• HSV;
  • transplantation;
  • liver failure

Abstract: We report a case of fatal primary herpes simplex virus type-2 (HSV-2) infection following liver transplantation, which manifested with fever and liver failure in the absence of muco-cutaneous disease. The infection was characterized by high levels of HSV DNA in blood and the patient's inability to mount HSV-specific T-cell responses while showing preserved T-cell responses against cytomegalovirus. The donor was HSV-1 immunoglobulin G (IgG) seronegative and HSV-2 IgG seropositive, whereas the recipient was HSV-1 and HSV-2 IgG seronegative, suggesting that the graft may have been the source of the infection. In HSV-seronegative recipients of grafts from HSV-seropositive donors, HSV infection should be included in the differential diagnosis of a febrile illness, regardless of the absence of muco-cutaneous disease.

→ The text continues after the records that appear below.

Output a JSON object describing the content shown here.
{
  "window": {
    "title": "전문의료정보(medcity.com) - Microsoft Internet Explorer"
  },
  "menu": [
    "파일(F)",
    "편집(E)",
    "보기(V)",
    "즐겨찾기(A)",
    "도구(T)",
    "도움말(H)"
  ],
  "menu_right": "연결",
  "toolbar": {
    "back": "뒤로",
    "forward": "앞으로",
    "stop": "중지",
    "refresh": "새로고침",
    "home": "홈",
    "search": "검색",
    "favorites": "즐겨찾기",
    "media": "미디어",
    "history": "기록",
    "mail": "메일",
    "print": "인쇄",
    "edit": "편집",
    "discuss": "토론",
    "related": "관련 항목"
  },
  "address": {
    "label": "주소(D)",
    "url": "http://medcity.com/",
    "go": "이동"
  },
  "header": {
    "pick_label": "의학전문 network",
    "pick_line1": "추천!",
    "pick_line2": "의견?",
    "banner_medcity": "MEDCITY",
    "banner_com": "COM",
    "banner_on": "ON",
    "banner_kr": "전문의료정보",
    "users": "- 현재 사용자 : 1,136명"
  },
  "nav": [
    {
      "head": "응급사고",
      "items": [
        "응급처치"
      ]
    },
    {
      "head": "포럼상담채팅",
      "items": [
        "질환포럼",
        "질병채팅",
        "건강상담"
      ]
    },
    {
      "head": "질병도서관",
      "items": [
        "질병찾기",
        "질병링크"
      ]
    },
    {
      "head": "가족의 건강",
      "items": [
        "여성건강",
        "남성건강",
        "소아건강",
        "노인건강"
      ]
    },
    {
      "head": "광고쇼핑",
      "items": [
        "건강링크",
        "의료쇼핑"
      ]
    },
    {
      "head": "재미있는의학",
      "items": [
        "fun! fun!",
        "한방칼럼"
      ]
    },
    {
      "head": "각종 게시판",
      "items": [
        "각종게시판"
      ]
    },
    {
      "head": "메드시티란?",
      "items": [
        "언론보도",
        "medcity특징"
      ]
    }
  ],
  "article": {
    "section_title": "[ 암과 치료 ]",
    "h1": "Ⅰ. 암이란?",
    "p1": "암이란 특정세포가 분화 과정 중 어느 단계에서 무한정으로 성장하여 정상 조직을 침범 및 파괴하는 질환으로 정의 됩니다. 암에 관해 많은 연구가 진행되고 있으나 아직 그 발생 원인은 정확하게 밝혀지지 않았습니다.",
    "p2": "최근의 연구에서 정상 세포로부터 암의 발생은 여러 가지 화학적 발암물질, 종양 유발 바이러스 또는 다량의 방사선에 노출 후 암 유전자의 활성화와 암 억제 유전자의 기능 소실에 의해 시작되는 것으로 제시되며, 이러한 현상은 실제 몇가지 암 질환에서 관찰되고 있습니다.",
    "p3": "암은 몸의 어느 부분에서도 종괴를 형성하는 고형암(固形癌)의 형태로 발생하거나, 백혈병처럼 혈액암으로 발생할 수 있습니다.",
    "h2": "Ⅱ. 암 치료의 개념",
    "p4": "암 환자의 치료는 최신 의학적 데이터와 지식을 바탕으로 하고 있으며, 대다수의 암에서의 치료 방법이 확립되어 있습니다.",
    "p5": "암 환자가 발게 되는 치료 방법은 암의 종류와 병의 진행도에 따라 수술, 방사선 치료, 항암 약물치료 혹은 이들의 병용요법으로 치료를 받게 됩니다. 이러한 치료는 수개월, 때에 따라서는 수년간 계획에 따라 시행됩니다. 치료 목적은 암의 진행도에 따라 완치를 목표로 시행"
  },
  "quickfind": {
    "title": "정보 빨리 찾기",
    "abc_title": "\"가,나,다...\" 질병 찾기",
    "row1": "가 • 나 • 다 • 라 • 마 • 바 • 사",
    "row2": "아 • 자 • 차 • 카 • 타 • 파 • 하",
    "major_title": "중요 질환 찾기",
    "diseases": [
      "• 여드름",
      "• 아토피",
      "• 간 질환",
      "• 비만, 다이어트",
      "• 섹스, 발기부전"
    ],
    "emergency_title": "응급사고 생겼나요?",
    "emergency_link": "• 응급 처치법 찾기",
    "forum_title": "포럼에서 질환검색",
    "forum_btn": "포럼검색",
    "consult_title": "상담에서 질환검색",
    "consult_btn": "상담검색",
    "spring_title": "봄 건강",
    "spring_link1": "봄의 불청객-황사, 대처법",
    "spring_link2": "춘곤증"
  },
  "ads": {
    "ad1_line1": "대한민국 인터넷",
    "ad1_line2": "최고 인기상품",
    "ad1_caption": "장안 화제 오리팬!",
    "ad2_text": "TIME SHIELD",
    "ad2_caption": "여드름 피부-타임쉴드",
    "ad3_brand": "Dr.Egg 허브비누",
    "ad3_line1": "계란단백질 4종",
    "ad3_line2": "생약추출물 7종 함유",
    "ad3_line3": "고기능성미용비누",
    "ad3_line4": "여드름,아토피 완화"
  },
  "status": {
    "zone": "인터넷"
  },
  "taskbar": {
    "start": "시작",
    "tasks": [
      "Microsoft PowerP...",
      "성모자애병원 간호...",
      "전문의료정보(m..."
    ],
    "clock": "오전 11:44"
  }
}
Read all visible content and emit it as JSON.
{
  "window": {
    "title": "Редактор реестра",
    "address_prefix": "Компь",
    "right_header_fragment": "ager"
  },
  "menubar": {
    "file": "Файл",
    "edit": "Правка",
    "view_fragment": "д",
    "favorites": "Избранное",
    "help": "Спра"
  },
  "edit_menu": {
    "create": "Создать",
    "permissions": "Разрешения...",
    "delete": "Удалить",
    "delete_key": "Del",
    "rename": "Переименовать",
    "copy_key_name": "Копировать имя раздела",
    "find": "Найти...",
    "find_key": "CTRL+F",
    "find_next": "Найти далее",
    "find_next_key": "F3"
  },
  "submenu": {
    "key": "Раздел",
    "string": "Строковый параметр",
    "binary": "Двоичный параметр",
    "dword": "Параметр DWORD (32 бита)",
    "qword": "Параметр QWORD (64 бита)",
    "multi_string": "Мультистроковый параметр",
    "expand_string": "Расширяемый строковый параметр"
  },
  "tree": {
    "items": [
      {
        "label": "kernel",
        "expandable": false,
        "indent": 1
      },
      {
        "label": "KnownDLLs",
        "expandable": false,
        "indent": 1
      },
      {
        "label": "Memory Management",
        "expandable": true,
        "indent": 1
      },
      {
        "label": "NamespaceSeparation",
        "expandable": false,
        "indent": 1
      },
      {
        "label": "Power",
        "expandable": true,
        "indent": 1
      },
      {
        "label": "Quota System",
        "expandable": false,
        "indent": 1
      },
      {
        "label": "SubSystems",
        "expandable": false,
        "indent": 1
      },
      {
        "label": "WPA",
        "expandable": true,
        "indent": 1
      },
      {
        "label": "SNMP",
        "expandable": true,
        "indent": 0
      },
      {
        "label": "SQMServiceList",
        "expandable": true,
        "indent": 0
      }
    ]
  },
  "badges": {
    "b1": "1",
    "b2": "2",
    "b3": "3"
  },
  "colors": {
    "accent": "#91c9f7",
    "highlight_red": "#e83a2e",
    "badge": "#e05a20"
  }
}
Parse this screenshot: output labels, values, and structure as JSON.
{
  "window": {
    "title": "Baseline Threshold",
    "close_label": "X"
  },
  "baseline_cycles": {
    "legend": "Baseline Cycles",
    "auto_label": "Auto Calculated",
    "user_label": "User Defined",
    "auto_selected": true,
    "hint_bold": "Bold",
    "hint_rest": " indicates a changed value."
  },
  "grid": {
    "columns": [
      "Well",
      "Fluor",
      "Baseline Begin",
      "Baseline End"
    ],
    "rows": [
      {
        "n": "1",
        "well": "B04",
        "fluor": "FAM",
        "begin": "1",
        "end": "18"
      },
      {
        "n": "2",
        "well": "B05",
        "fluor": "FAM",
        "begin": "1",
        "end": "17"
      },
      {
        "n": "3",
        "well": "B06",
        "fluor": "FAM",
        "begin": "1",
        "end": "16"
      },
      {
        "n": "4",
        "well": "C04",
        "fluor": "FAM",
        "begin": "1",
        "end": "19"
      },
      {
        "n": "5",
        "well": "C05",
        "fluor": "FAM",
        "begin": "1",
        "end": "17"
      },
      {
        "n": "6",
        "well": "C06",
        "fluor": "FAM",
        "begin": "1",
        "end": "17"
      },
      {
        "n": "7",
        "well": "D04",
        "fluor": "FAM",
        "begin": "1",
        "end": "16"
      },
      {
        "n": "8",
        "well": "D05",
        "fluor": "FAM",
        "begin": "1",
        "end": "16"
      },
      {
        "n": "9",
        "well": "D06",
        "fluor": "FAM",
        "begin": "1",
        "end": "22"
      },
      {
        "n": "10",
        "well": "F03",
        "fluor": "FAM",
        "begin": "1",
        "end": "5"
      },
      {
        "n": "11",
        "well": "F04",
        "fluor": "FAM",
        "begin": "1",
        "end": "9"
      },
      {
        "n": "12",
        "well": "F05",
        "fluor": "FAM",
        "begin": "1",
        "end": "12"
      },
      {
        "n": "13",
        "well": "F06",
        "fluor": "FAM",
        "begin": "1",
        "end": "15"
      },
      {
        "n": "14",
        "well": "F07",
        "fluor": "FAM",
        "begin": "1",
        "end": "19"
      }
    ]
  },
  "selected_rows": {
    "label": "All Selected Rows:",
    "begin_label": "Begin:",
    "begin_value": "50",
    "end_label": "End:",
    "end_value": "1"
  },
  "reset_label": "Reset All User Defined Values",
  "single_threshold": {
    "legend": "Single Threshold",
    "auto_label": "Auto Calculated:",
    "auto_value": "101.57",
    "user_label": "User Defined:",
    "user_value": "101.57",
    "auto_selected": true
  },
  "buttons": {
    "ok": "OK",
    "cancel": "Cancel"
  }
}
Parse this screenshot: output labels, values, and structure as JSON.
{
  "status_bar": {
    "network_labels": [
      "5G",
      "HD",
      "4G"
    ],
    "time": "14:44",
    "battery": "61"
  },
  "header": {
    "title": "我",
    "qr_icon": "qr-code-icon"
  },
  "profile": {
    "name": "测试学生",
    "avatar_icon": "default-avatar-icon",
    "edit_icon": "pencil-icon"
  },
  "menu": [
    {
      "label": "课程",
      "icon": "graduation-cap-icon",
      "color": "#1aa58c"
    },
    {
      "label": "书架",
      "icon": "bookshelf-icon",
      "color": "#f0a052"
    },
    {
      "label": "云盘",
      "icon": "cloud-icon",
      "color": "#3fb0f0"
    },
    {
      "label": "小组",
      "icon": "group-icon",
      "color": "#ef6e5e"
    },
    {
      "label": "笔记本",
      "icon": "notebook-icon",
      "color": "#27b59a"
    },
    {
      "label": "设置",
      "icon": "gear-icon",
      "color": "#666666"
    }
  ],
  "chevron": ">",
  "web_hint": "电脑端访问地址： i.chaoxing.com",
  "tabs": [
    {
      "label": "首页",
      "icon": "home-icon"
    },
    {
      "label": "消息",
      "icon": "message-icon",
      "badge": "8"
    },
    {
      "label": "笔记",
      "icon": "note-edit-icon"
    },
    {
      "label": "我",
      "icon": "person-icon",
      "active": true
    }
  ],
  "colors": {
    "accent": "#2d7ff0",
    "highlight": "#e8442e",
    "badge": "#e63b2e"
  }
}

In this setting, real-time polymerase chain reaction applied to blood samples provides a sensitive, rapid, and quantitative diagnostic tool.